Spotlight :: ECE :: UD :: <Electric power exec>


Electric power exec talks about turmoil, transition in U.S. utility sector

James H. Miller, chairman, president, and CEO of PPL Corp., spoke to an audience of about 100 at the University of Delaware on Wednesday, April 14, as part of the Electrical and Computer Engineering Distinguished Lecture Series.

“Many people think of the electric power industry as a stodgy and dull business,” Miller said, “but right now the utility sector is going through greater changes than I ever could have imagined when I began my career in the 1970s. It's characterized by tremendous turmoil and transition.”

Miller said that energy is central to the prosperity of a country and to its citizens' quality of life. “There's a close correlation between electricity and literacy rates,” he said. “Energy technologies are responsible for educating children and saving lives.

“We have an insatiable appetite for electricity in this country, and it's growing. The Consumer Electronics Association estimates that the average home has 23 devices powered by electricity, including TVs, flat screens, video games, iPhones, iPods, computers and DVD players.”

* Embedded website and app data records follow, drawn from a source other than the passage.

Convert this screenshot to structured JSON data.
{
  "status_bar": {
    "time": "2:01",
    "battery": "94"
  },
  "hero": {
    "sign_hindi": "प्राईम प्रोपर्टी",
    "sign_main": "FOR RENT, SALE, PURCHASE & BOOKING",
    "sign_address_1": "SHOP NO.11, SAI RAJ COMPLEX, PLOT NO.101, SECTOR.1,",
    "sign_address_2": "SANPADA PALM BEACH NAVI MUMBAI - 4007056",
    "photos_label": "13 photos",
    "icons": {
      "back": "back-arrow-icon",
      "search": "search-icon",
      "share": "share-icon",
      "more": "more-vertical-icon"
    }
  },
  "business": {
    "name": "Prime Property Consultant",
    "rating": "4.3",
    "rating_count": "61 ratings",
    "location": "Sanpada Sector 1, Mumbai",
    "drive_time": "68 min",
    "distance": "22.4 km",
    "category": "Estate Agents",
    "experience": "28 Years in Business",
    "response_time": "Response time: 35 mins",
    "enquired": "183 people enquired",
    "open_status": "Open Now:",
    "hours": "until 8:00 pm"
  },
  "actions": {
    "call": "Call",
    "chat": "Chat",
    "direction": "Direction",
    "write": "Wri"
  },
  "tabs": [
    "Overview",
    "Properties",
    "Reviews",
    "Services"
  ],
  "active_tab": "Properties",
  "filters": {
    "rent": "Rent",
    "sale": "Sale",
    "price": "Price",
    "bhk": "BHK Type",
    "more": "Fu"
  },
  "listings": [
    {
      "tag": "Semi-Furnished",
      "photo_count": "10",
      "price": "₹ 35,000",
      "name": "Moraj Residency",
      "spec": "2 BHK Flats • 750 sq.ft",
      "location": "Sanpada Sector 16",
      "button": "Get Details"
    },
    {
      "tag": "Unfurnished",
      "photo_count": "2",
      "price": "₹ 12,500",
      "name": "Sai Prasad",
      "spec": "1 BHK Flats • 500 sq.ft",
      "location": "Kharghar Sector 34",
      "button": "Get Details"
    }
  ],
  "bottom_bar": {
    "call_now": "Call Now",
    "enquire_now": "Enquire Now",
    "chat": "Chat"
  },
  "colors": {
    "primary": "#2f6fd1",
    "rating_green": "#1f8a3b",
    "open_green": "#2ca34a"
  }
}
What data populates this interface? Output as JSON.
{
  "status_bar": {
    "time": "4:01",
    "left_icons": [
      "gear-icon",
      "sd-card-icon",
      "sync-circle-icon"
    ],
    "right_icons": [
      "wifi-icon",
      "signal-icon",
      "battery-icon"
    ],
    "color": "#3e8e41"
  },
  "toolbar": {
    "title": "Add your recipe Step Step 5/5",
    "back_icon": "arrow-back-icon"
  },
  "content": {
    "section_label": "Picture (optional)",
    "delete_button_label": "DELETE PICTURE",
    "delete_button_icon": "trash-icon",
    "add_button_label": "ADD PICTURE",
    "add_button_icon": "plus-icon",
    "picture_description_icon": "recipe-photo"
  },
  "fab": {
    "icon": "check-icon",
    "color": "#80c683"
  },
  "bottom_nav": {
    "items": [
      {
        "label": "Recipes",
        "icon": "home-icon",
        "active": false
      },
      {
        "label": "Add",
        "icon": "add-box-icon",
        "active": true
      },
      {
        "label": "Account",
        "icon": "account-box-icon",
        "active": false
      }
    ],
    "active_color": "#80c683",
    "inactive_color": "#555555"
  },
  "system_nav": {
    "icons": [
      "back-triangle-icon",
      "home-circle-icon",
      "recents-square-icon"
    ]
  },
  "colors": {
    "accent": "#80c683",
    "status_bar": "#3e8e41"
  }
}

With continued increases in usage predicted, Miller said that we have to consider how this demand will be met in the face of concerns about air and water quality and climate change.

At the same time, however, he emphasized prudent use of resources rather than conservation. “There's an awful lot of talk about conservation driving down the need for electricity, but to me that's counterintuitive to the continued progress of our country -- we want to make things, and that takes power. Using it effectively and efficiently is the key.”

One approach to this issue is a “smart grid” system to provide consumers with feedback on power use that can guide them in making choices about how and when to run various devices in their homes. Miller envisions this being available in the not-too-distant future.

In the face of regulatory uncertainty, environmental concerns and an aging power infrastructure, Miller said that there is no silver bullet; rather, progress must be made on all fronts from coal and gas to nuclear power and renewables such as wind and solar power. “There are immense challenges with all of these sources,” Miller said.

Nuclear power requires tremendous capital investment, the use of coal raises issues of how carbon capture and sequestration will be carried out, and funded and sustainable sources need to become more efficient if they are to be financially feasible.

One major problem, according to Miller, is that deregulation has been inconsistently implemented across the country. “Right now, we have a hybrid system,” he said. “We need to either return to a completely regulated system or open up a nationwide wholesale market where everyone pays the real cost of electricity. Our mission should be to formulate a national energy policy, not to have 50 different energy policies.”

Miller earned his bachelor's degree in electrical engineering at the University of Delaware in 1977 after serving in the Navy for six years. He began his career in the electricity industry at Delmarva Power, where he held various engineering and management positions.

A member of the boards of directors of several energy-related and community organizations, Miller is on the leadership team for Education 2010, which is dedicated to improving education in Allentown, Pa., where he and his wife currently live. The couple recently endowed a scholarship at the University of Delaware that will go to a promising freshman electrical engineering student and will be renewable as long as the student maintains a 3.0.

Article by Diane Kukich

Bookmark and Share